A simple but powerful message defined a Muslim-sponsored rally held April 25 in Patriot’s Square Park in downtown Phoenix: the targeting and killing of innocent civilians is absolutely wrong. The rally is believed to be the first of its kind in the nation – a public gathering of Muslims, in solidarity with people of other faiths, unequivocally denoun-cing terrorism. Dr. Zuhdi Jasser, a Phoenix physician and chairman of the American Islamic Forum for Democracy, organized the event. Jasser said it’s time to “rally together around certain absolute, moral truths that make civilized life possible. God has created all these spiritual paths to lay down certain eternal, absolute laws so that humankind can live in peace. The killing of innocent people out of revenge, hate or retribution is against those absolute laws.

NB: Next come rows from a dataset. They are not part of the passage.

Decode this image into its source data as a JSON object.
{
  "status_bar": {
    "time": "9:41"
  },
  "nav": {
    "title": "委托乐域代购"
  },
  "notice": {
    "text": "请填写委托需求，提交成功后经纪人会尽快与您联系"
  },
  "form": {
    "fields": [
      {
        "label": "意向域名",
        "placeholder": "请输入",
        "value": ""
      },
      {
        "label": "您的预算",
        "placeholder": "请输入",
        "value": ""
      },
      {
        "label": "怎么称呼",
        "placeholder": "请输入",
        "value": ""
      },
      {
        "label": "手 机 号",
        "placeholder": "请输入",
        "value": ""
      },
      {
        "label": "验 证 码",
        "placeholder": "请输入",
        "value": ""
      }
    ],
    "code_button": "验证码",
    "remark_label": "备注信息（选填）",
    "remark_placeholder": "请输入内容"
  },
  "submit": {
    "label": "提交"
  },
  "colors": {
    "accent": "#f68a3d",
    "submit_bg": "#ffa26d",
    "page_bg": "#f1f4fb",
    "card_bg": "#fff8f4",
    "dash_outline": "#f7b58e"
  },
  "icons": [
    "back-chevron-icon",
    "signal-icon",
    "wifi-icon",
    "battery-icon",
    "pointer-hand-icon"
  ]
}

People can justify their actions all day long, but we as Muslims are saying … that those acts are against every thing for which we stand.” Go to this link at the Jewish News of Greater Phoenix for the entire news story

Muslim and American Patriot

Dr. M. Zuhdi Jasser is an American patriot. He is also a Muslim. And he is trying very hard to prove to his fellow Americans that these two central features of his life are as compatible as they are self-reinforcing. In fact, Dr. Jasser, who is a Phoenix physician, is trying so hard that he has taken it upon himself and his organization, the American Islamic Forum for Democracy (AIFD), to stage a rally tomorrow in downtown Phoenix. Appropriately, it will be held at Patriots Square Park. Summoning Muslims and other members of the interfaith community, Dr. Jasser and AIFD implore their neighbors to “stand with Muslims against the targeting of innocent civilians and to denounce those who would exploit religion to do so.” In a recent essay he penned for the Arizona Republic, Dr. Jasser explained why he felt compelled to organize the rally. In an era characterized by increasing attacks targeting innocent civilians across the globe, Dr. Jasser lamented that “[i]t is impossible as an American not to feel the growing, palpable distrust toward the Muslim community.” What is especially disturbing to him is the hate-filled rhetoric emanating from Muslim groups like the Council on American Islamic Relations, whose executive director has declared he is “in support of the Hamas movement,” which the U.S. government has condemned as a terrorist organization. (none) See the full editorial at this link at the Washington Times.